Walker Morris is the largest single-site law office outside London, servicing a national and international client base. This strategy gives the firm the ability to deliver the strength in depth that clients require to deliver significant, complex transactions seamlessly, speedily and cost effectively. Both the Firm and its lawyers are recognised as leaders in their fields with 91% of its partners recognised in either Chambers or Legal 500 for their expertise.
To hear about their transactional work, this month CEO Today reached out to Michael Taylor – the Head of the Finance Team at Walker Morris, who has spent over 30 years acting for banks and other lenders and borrower clients in relation to corporate and acquisition financings and restructuring transactions.
Have there been any notable changes in the UK M&A market in the last few months?
Perhaps the biggest single change, which has been happening over the last year or so, has been the increased involvement of direct lender debt funds in the mid-market and not just on private equity deals. So we have seen direct lenders funding succession planning/cash-out transactions of owner managed businesses at the edges of where the banks would historically have been lending. In some cases, we are now seeing a bit of a sea-change as the banks look to take some of that space back by leading financings in partnership with debt funds, but taking more than the super-senior debt strip in a traditional unitranche structure.
What safeguarding techniques are typically put into place to ensure that a deal follows through smoothly?

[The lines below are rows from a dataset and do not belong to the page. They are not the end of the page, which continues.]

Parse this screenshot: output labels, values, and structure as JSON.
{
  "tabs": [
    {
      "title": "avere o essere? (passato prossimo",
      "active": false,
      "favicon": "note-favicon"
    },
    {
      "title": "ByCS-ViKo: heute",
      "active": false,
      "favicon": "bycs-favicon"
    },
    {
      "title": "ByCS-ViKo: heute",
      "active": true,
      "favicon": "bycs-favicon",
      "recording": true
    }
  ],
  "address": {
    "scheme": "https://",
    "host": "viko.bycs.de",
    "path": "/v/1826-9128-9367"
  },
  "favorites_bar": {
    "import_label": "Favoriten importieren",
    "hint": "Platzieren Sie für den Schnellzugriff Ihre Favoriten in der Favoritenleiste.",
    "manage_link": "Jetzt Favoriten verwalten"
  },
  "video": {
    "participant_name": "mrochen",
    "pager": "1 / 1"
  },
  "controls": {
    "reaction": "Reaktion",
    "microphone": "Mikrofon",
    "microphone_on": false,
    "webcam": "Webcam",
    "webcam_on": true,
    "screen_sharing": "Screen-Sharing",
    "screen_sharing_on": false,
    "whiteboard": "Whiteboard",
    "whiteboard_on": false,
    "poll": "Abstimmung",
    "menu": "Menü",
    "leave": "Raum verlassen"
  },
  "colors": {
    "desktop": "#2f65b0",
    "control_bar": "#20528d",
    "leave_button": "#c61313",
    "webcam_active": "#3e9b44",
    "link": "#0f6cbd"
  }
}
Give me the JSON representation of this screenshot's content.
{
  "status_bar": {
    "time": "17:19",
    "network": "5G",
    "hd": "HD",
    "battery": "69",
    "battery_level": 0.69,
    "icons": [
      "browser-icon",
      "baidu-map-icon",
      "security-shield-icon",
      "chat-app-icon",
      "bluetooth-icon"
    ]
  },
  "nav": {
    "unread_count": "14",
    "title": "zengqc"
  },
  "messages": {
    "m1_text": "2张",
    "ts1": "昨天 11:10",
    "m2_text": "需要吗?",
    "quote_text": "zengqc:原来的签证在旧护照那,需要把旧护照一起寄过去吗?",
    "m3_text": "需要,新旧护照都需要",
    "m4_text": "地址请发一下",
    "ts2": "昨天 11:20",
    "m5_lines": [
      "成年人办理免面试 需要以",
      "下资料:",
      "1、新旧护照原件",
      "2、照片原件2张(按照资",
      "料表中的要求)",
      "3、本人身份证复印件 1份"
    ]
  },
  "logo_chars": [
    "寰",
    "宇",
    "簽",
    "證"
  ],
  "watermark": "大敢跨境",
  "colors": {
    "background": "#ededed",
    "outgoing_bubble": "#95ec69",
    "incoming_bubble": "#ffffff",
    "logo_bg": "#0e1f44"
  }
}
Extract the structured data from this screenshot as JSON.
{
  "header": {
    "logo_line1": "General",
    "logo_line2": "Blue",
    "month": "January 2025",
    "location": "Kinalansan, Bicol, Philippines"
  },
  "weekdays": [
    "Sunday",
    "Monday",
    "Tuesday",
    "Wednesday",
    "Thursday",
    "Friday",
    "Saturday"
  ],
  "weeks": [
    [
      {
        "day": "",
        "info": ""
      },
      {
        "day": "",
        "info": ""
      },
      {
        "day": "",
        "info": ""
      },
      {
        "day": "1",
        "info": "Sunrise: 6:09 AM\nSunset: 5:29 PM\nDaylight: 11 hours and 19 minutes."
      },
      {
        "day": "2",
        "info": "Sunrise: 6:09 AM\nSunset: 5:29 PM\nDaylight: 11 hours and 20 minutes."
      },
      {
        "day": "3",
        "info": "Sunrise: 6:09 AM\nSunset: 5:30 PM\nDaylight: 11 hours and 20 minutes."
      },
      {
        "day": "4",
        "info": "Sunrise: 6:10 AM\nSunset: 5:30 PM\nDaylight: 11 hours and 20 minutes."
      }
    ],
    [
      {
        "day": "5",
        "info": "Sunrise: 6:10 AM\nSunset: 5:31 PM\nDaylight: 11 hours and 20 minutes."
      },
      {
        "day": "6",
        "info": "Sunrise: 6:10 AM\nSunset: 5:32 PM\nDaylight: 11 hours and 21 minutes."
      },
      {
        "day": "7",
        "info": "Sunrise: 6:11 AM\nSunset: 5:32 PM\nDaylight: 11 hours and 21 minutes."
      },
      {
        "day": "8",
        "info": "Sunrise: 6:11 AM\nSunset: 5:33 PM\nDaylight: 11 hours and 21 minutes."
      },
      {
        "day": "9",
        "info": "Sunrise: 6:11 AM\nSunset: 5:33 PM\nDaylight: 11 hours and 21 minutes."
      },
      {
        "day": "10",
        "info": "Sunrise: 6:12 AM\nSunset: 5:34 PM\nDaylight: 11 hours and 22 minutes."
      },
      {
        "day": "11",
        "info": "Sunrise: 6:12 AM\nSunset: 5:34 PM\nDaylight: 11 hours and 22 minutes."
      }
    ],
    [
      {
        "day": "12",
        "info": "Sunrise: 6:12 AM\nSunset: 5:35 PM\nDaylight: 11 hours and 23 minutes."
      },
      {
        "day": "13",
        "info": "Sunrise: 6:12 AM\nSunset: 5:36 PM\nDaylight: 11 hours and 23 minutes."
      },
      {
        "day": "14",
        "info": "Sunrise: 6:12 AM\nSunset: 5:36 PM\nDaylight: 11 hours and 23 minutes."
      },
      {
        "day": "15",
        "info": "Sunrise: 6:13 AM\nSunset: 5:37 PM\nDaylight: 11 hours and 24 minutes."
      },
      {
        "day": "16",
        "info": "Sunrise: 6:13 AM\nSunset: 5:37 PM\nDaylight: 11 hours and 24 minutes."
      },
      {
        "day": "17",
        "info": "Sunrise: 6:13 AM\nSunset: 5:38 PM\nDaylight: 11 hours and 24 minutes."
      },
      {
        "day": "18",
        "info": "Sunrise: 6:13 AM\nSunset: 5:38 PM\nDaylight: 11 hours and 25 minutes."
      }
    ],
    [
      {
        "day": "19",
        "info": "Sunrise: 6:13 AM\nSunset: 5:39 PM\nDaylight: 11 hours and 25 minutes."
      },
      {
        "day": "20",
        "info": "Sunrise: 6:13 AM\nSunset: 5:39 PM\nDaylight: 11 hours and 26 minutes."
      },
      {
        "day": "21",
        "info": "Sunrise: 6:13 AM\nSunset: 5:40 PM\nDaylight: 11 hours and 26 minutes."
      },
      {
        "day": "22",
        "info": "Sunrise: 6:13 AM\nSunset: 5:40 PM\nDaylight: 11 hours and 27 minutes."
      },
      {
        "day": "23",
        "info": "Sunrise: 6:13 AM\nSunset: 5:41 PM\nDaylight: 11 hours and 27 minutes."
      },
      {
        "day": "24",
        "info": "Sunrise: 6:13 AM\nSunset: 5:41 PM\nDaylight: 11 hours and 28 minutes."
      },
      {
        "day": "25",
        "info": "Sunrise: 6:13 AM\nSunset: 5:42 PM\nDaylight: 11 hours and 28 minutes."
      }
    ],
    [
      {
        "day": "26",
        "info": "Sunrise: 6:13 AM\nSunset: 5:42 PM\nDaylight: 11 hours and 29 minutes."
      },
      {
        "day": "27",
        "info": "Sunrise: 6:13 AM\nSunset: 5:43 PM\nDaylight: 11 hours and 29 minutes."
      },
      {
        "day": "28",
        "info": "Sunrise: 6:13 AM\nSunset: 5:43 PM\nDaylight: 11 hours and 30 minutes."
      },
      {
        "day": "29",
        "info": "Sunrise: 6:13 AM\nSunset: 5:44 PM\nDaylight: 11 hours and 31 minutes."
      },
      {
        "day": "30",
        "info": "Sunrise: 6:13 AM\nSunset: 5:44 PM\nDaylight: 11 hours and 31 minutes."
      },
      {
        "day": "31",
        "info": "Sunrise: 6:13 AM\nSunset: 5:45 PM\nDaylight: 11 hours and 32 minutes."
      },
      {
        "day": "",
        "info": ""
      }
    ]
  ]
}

The key here is to make sure that all stakeholders understand precisely what the lenders’ credit requirements are, and what needs to be delivered on or before closing to meet them. The last thing anyone on the deal wants is a need, at the last minute, for a change in the credit sanction. This involves close cooperation at an early stage between lawyers and debt advisers to thrash out the art of the possible and to get a term sheet with any anticipated concerns agreed. No one likes surprises partway through a funding process.
What differences need to be taken into consideration when handling bilateral vs. syndicated transactions?
Two areas come to mind here: market flex issues and forward planning.
For most borrowers in the mid-market, it is vital to understand, precisely, the terms of their deal. A clause which enables the lead bank to change that deal to achieve a post-completion sell-down is most unwelcome. However, missing its inclusion (or significance) at the term sheet stage can lead to some unpleasant surprises when the ‘legal’ document lands with three weeks to closing.
In a multi-bank deal, involving overseas lenders, for example, ensuring that all signatories will be available in time for closing (which seems a trite requirement) can take some organising and can be very embarrassing for the lead bank if not arranged properly. As a bemused borrower’s counsel, I speak from experience!
Have you worked on any prominent cases recently that you could share with us?
It is interesting how private equity financing structures are moving into the real estate market, bringing with them a cross-over of funding techniques. One example is the transaction between Harrison Street Real Estate and our client, Crosslane Student Developments. Key to the success of the deal was ensuring that all of the moving parts (and there were many) were travelling at the same speed and in the same gear, at the same time as understanding the deal drivers of the various interested parties. Pulling together professionals from corporate, tax, real estate, construction and finance across eight firms of lawyers (leaving aside building contractors’ counsel) was quite an exercise in stage management.